Ginnie Bianca-Mathis 33:09
they’re also realizing like right here on on a zoom call or whatever the platform you’re using you are right here. You know it’s in your mind face, which has a almost a much more intimate feel it can have a much more intimate feel, then maybe I see you twice walking down the hall. Yeah,
Cindy Zhou 33:32

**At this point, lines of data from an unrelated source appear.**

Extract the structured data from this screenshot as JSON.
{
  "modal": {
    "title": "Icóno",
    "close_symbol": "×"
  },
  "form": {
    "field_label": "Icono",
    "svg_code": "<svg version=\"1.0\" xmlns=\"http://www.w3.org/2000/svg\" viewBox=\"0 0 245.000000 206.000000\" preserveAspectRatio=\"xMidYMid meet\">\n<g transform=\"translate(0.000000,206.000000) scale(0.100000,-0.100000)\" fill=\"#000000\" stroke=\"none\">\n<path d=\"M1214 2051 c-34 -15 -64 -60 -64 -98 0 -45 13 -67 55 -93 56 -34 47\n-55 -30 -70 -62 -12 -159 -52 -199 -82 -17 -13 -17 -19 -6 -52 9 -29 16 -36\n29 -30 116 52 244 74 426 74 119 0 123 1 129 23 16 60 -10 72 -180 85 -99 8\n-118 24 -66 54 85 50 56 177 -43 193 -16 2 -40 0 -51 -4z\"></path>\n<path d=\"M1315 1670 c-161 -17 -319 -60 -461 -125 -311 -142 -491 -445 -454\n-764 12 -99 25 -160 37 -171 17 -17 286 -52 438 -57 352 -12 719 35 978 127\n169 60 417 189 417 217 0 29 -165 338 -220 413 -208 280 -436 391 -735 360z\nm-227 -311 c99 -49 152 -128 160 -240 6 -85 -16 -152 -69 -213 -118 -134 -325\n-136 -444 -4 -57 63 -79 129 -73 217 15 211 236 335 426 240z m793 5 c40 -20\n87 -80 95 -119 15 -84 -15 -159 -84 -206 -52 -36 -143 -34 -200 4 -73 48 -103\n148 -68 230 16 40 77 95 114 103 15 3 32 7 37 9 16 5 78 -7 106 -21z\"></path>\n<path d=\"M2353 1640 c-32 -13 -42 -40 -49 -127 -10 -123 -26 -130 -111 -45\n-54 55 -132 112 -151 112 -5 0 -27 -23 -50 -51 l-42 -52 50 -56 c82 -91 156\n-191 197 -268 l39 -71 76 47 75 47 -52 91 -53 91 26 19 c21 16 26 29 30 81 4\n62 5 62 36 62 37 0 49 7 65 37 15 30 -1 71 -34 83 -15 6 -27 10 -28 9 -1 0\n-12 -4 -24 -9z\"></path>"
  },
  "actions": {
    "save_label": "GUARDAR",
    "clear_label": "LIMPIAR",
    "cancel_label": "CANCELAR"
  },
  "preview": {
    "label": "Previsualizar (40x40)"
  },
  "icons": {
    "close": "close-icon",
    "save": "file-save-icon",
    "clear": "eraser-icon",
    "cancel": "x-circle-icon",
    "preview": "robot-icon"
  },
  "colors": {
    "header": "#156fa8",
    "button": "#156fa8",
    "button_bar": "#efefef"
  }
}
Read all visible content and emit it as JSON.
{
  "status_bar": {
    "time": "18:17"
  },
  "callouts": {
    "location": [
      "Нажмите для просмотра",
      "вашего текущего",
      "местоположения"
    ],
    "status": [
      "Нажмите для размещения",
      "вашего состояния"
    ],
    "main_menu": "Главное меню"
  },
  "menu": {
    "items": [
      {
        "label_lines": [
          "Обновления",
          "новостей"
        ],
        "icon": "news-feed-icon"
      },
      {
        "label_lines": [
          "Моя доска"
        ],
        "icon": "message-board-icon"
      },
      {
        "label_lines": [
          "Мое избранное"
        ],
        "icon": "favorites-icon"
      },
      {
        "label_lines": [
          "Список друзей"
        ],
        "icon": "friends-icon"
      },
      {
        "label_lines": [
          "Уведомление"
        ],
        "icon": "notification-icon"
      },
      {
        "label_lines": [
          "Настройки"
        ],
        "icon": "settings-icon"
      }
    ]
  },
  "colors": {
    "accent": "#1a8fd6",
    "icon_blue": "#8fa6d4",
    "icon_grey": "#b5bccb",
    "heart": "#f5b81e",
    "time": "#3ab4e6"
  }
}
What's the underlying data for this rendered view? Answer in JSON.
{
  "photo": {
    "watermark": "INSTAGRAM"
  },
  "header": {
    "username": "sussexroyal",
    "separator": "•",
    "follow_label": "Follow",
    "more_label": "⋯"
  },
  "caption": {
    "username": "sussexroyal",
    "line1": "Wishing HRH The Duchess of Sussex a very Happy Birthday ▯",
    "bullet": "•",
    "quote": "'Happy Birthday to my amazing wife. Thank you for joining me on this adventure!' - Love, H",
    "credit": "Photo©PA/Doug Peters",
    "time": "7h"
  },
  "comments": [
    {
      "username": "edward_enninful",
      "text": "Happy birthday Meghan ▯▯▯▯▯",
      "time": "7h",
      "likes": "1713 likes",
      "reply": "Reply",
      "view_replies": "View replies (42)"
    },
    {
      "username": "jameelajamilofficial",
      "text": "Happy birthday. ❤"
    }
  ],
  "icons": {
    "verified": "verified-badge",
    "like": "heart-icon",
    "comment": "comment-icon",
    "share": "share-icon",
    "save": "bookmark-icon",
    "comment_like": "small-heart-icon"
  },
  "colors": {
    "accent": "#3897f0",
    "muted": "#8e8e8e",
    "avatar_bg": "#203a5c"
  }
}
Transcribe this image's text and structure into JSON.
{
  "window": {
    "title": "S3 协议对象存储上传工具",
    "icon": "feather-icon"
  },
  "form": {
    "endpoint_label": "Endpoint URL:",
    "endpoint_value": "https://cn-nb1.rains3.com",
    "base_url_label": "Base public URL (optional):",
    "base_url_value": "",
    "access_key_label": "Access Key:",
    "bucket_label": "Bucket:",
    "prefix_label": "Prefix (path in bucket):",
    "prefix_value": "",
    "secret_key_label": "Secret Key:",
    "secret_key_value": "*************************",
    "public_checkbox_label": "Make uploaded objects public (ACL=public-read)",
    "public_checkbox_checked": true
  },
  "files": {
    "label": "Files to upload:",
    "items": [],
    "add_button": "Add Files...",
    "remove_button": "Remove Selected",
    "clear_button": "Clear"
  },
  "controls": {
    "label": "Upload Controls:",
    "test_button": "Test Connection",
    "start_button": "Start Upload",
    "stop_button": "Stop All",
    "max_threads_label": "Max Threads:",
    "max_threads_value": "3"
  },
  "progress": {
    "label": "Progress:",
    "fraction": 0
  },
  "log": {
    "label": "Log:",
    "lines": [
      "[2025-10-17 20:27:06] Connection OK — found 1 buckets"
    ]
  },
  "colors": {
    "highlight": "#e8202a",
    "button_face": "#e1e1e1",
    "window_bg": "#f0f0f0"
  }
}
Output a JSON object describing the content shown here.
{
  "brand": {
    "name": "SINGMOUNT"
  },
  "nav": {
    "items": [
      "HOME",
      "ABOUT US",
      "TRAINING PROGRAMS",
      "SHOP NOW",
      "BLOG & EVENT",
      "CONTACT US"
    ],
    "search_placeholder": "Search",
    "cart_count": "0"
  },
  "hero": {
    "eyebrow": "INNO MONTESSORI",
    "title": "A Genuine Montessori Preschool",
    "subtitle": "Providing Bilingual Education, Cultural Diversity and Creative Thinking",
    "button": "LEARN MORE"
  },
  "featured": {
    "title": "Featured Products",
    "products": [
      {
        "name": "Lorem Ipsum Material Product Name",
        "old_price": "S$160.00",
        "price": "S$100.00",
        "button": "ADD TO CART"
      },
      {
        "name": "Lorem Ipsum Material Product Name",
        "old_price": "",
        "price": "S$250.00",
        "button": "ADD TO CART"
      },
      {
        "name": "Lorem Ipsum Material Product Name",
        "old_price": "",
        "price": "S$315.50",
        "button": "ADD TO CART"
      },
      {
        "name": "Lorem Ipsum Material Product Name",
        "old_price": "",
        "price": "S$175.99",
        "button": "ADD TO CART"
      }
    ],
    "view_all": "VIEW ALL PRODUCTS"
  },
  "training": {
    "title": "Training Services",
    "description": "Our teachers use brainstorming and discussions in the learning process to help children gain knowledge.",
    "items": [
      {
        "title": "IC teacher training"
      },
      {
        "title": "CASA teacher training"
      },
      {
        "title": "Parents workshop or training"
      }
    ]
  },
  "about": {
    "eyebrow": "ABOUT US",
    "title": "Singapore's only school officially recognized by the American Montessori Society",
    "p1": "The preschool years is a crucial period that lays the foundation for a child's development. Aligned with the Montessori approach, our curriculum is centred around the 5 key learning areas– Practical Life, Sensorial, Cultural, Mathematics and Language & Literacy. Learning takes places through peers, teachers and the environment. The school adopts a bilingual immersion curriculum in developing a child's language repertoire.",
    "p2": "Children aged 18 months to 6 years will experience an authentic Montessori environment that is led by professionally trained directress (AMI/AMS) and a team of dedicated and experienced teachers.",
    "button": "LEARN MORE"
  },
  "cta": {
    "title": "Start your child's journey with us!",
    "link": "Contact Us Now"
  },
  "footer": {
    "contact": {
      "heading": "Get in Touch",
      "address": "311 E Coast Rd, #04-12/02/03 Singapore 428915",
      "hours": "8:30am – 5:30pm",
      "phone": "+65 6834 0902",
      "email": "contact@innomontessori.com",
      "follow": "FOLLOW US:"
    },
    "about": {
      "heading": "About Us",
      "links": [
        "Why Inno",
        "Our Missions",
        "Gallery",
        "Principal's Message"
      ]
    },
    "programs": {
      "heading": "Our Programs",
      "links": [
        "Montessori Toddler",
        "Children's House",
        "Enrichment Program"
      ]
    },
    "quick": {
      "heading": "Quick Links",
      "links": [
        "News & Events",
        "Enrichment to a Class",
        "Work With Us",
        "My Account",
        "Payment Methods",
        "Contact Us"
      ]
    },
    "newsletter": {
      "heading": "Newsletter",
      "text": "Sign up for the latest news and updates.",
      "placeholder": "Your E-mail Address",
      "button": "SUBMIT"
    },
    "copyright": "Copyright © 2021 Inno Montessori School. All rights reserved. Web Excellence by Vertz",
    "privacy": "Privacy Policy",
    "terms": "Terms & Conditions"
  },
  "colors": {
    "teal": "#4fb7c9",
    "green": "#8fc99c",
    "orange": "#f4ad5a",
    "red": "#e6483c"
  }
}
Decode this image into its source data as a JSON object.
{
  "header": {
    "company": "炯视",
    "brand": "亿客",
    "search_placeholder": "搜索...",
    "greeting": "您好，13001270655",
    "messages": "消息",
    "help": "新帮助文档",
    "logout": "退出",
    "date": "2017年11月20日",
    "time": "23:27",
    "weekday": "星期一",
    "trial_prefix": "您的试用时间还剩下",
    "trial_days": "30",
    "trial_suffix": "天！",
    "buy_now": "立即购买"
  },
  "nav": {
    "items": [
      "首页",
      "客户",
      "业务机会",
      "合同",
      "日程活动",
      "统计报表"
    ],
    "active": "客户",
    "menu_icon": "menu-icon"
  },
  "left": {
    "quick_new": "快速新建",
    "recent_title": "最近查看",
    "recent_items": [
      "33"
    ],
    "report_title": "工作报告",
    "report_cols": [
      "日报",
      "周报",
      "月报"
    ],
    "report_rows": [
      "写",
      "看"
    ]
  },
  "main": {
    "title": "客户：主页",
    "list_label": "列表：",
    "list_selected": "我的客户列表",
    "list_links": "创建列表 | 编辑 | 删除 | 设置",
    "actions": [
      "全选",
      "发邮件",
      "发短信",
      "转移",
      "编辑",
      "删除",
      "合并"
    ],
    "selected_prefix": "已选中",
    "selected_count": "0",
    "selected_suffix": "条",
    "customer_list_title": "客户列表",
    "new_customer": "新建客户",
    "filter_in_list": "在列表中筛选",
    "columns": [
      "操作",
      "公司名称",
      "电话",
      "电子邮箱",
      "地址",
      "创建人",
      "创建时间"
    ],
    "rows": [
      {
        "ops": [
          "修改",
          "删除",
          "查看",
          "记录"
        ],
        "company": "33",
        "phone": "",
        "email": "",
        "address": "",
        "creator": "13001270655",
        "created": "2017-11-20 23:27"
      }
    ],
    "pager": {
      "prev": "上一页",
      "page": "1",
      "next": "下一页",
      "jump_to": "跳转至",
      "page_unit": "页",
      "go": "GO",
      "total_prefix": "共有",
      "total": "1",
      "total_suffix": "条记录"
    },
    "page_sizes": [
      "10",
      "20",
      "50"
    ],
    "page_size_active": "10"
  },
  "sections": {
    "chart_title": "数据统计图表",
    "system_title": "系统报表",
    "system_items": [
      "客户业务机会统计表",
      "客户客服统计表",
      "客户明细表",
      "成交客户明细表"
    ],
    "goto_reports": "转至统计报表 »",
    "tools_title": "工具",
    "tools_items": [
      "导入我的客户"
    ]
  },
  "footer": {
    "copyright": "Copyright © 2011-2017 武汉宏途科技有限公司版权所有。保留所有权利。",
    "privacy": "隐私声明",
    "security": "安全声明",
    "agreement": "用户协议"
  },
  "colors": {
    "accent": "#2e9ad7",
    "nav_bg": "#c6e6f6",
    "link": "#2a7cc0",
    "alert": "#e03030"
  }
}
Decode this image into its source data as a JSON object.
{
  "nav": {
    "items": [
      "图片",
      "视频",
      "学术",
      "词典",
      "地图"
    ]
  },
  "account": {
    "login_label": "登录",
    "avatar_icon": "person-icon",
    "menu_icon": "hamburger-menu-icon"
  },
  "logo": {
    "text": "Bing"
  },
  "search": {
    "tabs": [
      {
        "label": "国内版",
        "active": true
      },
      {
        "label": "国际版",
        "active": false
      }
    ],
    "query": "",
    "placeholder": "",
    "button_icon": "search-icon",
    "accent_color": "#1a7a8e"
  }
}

absolutely fascinating with customers when COVID first hit, it was one of those situations where you think about what we do is cybersecurity software and, and, and log management. It’s all about threat detection, you know, intrusion prevention, etc. And so when everybody transitions to work from home, those risks went up exponentially. Oh, yeah. We very quickly got so proud of my team for that. This one very quickly, we pivoted on launching a COVID resources page on our website. We not only shared our intelligence around how we as a security company made the transition to work from home we did a webinar ended up getting 1500 registrations of this webinar. When we had our own seaso, who is a known industry entity, give a whole talk around how did he manage the work from home and tips and suggestions? And in our customers came back just really appreciative. That’s a great content. We got on average, all four and five star ratings on bright talk for that webinar. Then we had our own seaso a CIO come in and talk about how did he take his team and pivot to work from home, people were commenting like great tips, and we learned something from this and it wasn’t just a, you know, a lot of webinars, some people just do like a sales pitch. You know, we really, genuinely wanted to be helpful. And so I think Those things really kind of helped us in q2 as well.
Ginnie Bianca-Mathis 35:03
No, I think so. Yes.
Mitch Simon 35:06
Yes. Thank you, Cindy. That was just just great and great giving really good perspective of, of leadership in this time and how much again, how it demands vulnerability and transparency and authenticity and a commitment to other human beings on the planet. So thank you have been incredible guests. And thanks for for those listeners listening to another episode of team anywhere. We look forward to seeing you soon.
Transcribed by https://otter.ai